Today’s boycotts are toothless and nearly invisible. Ever heard of Dump Starbucks, founded by the National Organization for Marriage (footnote 3)? Of course you haven’t. No one has. And Starbucks certainly isn’t seeing any affect from this boycott — since the company announced its support of marriage equality in early 2012, its stock price has doubled.

All this makes me smile. Maybe a little too much. But you have to admit there’s a lot of justice in the fact that even the most vile hate groups like the American Family Association (footnote 4) are forced to rely on products and services made by companies that promote the values of fairness and equality for LGBT people.

Oh, and remember that boycott against Disney? Guess which company scored a perfect 100 on the Corporate Equality Index — again? That’s right: Disney.

1. Gay Days is not a Disney-sponsored event — but you can’t ignore how much rainbow-themed Disney merchandise is suddenly available around the first weekend in June.
2. And especially steamy, explicit gay programming in its new show, “How to Get Away with Murder.” As a straight man in the 1940s might say, va-va-va-voom.
3. Or, as it should be called, the National Organization for Opposite-Sex Marriage Only, or the National Organization Against Marriage Equality.
4. Certified as a hate group by the Southern Poverty Law Center.

Off topic: Hooray for my hometown

Florida lags behind the times when it comes to LGBT protections. As you might know, it’s perfectly legal for an employer to fire you simply for being gay, lesbian, bisexual, or transgender (footnote 1).

However, several cities have stepped up to the plate to provide the protections that the state does not. And, in a recently released report, my hometown of Tampa, Fla., is one of the cities leading the way, scoring 97 on the HRC’s Municipal Equality Index. Just across the bay, St. Petersburg scored a perfect 100. The average for cities in Florida is 65 (footnote 2).

These two cities are moving very quickly to reduce discrimination and promote a pro-equality agenda. One year ago, Tampa scored 89 and St. Petersburg got only 66.

The scores are important because they’re a clear signal to everyone that these cities are welcoming places for LGBT people to live and work. Businesses can’t afford to lose talented workers because of discrimination at any level of government. While I don’t think these scores are going to change the tone in Tallahassee (footnote 3), they represent real points of progress.

1. And, after last week’s disappointing election, it’s foolish to think that the state legislature is going to change this any time soon.
2. Read the Tampa Bay Times’ article here.
3. See footnote 1.

The relationship between LGBT people and GDP

A new study suggests that acceptance and strong protections for LGBT people promote economic growth in developing countries. The study, conducted by the U.S. Agency for International Development and UCLA’s School of Law, looked at 29 countries with varying records of treating LGBT people.
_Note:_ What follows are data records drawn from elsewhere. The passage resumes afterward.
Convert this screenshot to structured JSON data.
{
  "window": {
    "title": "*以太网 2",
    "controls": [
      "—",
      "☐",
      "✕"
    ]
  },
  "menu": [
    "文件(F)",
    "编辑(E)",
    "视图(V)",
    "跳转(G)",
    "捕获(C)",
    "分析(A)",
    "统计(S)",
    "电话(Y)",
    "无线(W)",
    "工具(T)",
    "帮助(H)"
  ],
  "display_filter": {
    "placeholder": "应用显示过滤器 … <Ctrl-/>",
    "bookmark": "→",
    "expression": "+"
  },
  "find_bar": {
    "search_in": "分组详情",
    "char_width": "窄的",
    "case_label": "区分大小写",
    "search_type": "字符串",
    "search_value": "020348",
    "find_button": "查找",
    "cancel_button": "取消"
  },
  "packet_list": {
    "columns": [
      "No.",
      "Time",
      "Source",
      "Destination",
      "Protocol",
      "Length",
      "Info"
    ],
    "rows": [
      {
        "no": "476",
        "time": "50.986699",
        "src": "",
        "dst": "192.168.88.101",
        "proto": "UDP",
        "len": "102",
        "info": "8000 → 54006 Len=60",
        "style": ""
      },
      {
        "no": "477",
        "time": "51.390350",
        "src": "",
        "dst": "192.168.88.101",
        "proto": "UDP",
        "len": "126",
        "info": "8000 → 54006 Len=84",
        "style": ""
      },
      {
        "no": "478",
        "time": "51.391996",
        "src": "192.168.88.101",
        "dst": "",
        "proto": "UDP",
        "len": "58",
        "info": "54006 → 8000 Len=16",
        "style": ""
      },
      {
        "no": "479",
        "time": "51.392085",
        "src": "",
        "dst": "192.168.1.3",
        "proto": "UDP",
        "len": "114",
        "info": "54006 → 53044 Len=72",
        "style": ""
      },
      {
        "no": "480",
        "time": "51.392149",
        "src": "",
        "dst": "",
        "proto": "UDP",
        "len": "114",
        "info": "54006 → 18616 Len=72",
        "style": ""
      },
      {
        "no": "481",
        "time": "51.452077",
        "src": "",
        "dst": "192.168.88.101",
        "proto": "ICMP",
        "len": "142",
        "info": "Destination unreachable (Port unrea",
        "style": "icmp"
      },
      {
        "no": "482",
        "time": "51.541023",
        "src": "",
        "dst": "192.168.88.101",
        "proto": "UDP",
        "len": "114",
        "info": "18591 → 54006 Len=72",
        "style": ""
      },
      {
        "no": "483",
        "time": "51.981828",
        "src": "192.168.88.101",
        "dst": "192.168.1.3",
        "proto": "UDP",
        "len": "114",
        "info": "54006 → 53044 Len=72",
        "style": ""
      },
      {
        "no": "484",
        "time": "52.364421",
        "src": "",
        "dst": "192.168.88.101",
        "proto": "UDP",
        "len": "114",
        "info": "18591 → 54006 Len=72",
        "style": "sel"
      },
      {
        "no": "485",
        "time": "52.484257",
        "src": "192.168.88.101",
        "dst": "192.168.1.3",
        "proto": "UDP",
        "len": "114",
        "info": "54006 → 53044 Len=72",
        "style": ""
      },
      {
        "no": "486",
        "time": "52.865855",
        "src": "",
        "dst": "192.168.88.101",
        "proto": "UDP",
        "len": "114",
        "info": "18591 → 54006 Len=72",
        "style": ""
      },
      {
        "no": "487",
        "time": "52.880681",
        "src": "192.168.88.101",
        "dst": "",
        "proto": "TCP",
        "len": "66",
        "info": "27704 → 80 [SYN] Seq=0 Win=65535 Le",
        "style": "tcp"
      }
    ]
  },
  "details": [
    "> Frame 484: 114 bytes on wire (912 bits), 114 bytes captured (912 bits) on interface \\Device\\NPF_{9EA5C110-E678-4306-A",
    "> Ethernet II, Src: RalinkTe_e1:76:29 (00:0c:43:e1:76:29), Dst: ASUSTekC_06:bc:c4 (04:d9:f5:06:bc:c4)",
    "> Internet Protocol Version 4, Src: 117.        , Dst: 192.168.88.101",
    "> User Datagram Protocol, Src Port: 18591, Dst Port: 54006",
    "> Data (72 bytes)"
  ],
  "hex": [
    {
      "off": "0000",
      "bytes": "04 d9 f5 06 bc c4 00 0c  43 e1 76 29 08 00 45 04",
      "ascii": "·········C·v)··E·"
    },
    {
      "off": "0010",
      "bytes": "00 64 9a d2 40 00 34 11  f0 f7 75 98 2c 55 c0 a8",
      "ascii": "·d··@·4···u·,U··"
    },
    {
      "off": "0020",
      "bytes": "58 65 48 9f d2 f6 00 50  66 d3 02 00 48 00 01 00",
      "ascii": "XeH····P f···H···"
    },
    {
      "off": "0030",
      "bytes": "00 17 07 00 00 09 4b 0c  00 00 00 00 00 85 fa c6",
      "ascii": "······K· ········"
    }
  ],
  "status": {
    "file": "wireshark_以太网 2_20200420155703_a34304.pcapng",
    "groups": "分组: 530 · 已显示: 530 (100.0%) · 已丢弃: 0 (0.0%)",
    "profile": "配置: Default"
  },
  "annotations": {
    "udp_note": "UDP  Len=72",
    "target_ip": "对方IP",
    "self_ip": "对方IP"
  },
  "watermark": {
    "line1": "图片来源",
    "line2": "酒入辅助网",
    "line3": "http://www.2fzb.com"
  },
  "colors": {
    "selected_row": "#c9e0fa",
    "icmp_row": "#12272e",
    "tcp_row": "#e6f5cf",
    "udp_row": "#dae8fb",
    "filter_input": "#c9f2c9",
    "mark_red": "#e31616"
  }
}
The study concludes that countries that have decriminalized same-sex acts and enacted anti-discrimination laws have a per capita GDP of $1,763 more than countries that still discriminate.
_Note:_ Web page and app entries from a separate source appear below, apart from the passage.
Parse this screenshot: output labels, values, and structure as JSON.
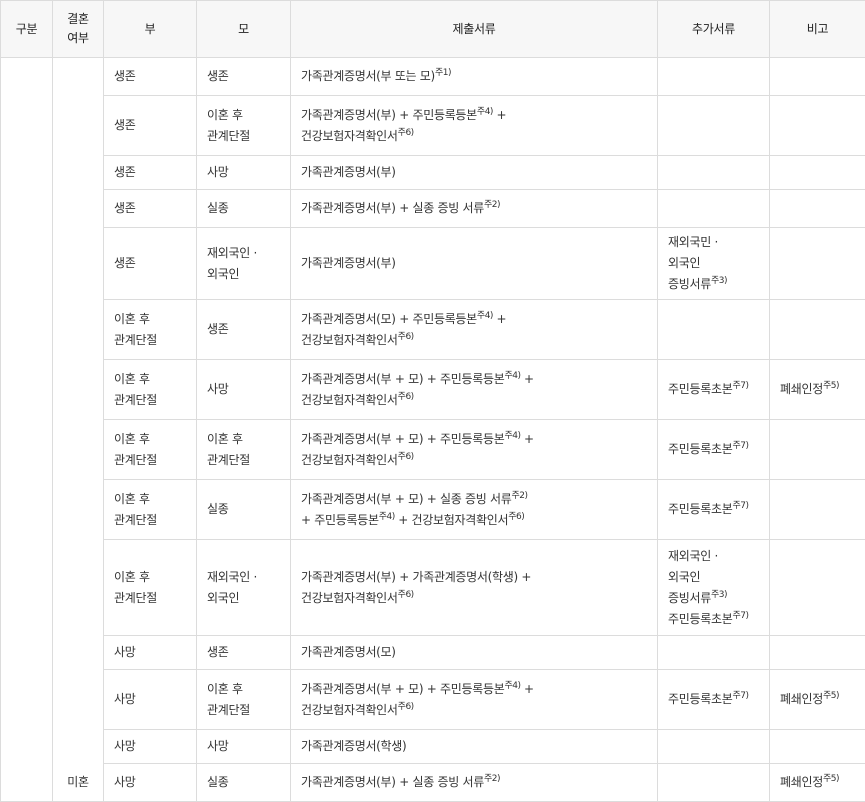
{
  "headers": {
    "category": "구분",
    "marriage_line1": "결혼",
    "marriage_line2": "여부",
    "father": "부",
    "mother": "모",
    "documents": "제출서류",
    "additional": "추가서류",
    "remarks": "비고"
  },
  "marriage_status": "미혼",
  "rows": [
    {
      "father": [
        "생존"
      ],
      "mother": [
        "생존"
      ],
      "docs": [
        [
          {
            "t": "가족관계증명서(부 또는 모)"
          },
          {
            "s": "주1)"
          }
        ]
      ],
      "extra": [],
      "remark": []
    },
    {
      "father": [
        "생존"
      ],
      "mother": [
        "이혼 후",
        "관계단절"
      ],
      "docs": [
        [
          {
            "t": "가족관계증명서(부) + 주민등록등본"
          },
          {
            "s": "주4)"
          },
          {
            "t": " +"
          }
        ],
        [
          {
            "t": "건강보험자격확인서"
          },
          {
            "s": "주6)"
          }
        ]
      ],
      "extra": [],
      "remark": []
    },
    {
      "father": [
        "생존"
      ],
      "mother": [
        "사망"
      ],
      "docs": [
        [
          {
            "t": "가족관계증명서(부)"
          }
        ]
      ],
      "extra": [],
      "remark": []
    },
    {
      "father": [
        "생존"
      ],
      "mother": [
        "실종"
      ],
      "docs": [
        [
          {
            "t": "가족관계증명서(부) + 실종 증빙 서류"
          },
          {
            "s": "주2)"
          }
        ]
      ],
      "extra": [],
      "remark": []
    },
    {
      "father": [
        "생존"
      ],
      "mother": [
        "재외국인 ·",
        "외국인"
      ],
      "docs": [
        [
          {
            "t": "가족관계증명서(부)"
          }
        ]
      ],
      "extra": [
        [
          {
            "t": "재외국민 ·"
          }
        ],
        [
          {
            "t": "외국인"
          }
        ],
        [
          {
            "t": "증빙서류"
          },
          {
            "s": "주3)"
          }
        ]
      ],
      "remark": []
    },
    {
      "father": [
        "이혼 후",
        "관계단절"
      ],
      "mother": [
        "생존"
      ],
      "docs": [
        [
          {
            "t": "가족관계증명서(모) + 주민등록등본"
          },
          {
            "s": "주4)"
          },
          {
            "t": " +"
          }
        ],
        [
          {
            "t": "건강보험자격확인서"
          },
          {
            "s": "주6)"
          }
        ]
      ],
      "extra": [],
      "remark": []
    },
    {
      "father": [
        "이혼 후",
        "관계단절"
      ],
      "mother": [
        "사망"
      ],
      "docs": [
        [
          {
            "t": "가족관계증명서(부 + 모) + 주민등록등본"
          },
          {
            "s": "주4)"
          },
          {
            "t": " +"
          }
        ],
        [
          {
            "t": "건강보험자격확인서"
          },
          {
            "s": "주6)"
          }
        ]
      ],
      "extra": [
        [
          {
            "t": "주민등록초본"
          },
          {
            "s": "주7)"
          }
        ]
      ],
      "remark": [
        [
          {
            "t": "폐쇄인정"
          },
          {
            "s": "주5)"
          }
        ]
      ]
    },
    {
      "father": [
        "이혼 후",
        "관계단절"
      ],
      "mother": [
        "이혼 후",
        "관계단절"
      ],
      "docs": [
        [
          {
            "t": "가족관계증명서(부 + 모) + 주민등록등본"
          },
          {
            "s": "주4)"
          },
          {
            "t": " +"
          }
        ],
        [
          {
            "t": "건강보험자격확인서"
          },
          {
            "s": "주6)"
          }
        ]
      ],
      "extra": [
        [
          {
            "t": "주민등록초본"
          },
          {
            "s": "주7)"
          }
        ]
      ],
      "remark": []
    },
    {
      "father": [
        "이혼 후",
        "관계단절"
      ],
      "mother": [
        "실종"
      ],
      "docs": [
        [
          {
            "t": "가족관계증명서(부 + 모) + 실종 증빙 서류"
          },
          {
            "s": "주2)"
          }
        ],
        [
          {
            "t": "+ 주민등록등본"
          },
          {
            "s": "주4)"
          },
          {
            "t": " + 건강보험자격확인서"
          },
          {
            "s": "주6)"
          }
        ]
      ],
      "extra": [
        [
          {
            "t": "주민등록초본"
          },
          {
            "s": "주7)"
          }
        ]
      ],
      "remark": []
    },
    {
      "father": [
        "이혼 후",
        "관계단절"
      ],
      "mother": [
        "재외국인 ·",
        "외국인"
      ],
      "docs": [
        [
          {
            "t": "가족관계증명서(부) + 가족관계증명서(학생) +"
          }
        ],
        [
          {
            "t": "건강보험자격확인서"
          },
          {
            "s": "주6)"
          }
        ]
      ],
      "extra": [
        [
          {
            "t": "재외국인 ·"
          }
        ],
        [
          {
            "t": "외국인"
          }
        ],
        [
          {
            "t": "증빙서류"
          },
          {
            "s": "주3)"
          }
        ],
        [
          {
            "t": "주민등록초본"
          },
          {
            "s": "주7)"
          }
        ]
      ],
      "remark": []
    },
    {
      "father": [
        "사망"
      ],
      "mother": [
        "생존"
      ],
      "docs": [
        [
          {
            "t": "가족관계증명서(모)"
          }
        ]
      ],
      "extra": [],
      "remark": []
    },
    {
      "father": [
        "사망"
      ],
      "mother": [
        "이혼 후",
        "관계단절"
      ],
      "docs": [
        [
          {
            "t": "가족관계증명서(부 + 모) + 주민등록등본"
          },
          {
            "s": "주4)"
          },
          {
            "t": " +"
          }
        ],
        [
          {
            "t": "건강보험자격확인서"
          },
          {
            "s": "주6)"
          }
        ]
      ],
      "extra": [
        [
          {
            "t": "주민등록초본"
          },
          {
            "s": "주7)"
          }
        ]
      ],
      "remark": [
        [
          {
            "t": "폐쇄인정"
          },
          {
            "s": "주5)"
          }
        ]
      ]
    },
    {
      "father": [
        "사망"
      ],
      "mother": [
        "사망"
      ],
      "docs": [
        [
          {
            "t": "가족관계증명서(학생)"
          }
        ]
      ],
      "extra": [],
      "remark": []
    },
    {
      "father": [
        "사망"
      ],
      "mother": [
        "실종"
      ],
      "docs": [
        [
          {
            "t": "가족관계증명서(부) + 실종 증빙 서류"
          },
          {
            "s": "주2)"
          }
        ]
      ],
      "extra": [],
      "remark": [
        [
          {
            "t": "폐쇄인정"
          },
          {
            "s": "주5)"
          }
        ]
      ]
    }
  ]
}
A good reminder that LGBT equality isn’t just good for business — it’s good for the economy too.

Newsflash: LGBT people like gift cards

When my husband and I got married, we received plenty of gift cards — but none with a rainbow flag, or depicting two grooms together. That was several years ago. Today, retailers have caught on to the fact that LGBT people are getting married and starting families. In response, they’re offering new LGBT-friendly e-gift cards, like the ones shown here from Target and Amazon.

gift card

Target e-gift card

I think this is a good first step for retailers, but they need to do more to prove their commitment to LGBT customers. I think there should be physical LGBT-friendly gift cards sold in stores (footnote 1). The e-gift cards are good, but they’re hidden to people who aren’t looking for them. Physical cards would show the shopping public that (a) the retailer is LGBT friendly and (b) LGBT people enjoy receiving gifts.

1. Well, not in Amazon’s case. They don’t have brick-and-mortar stores.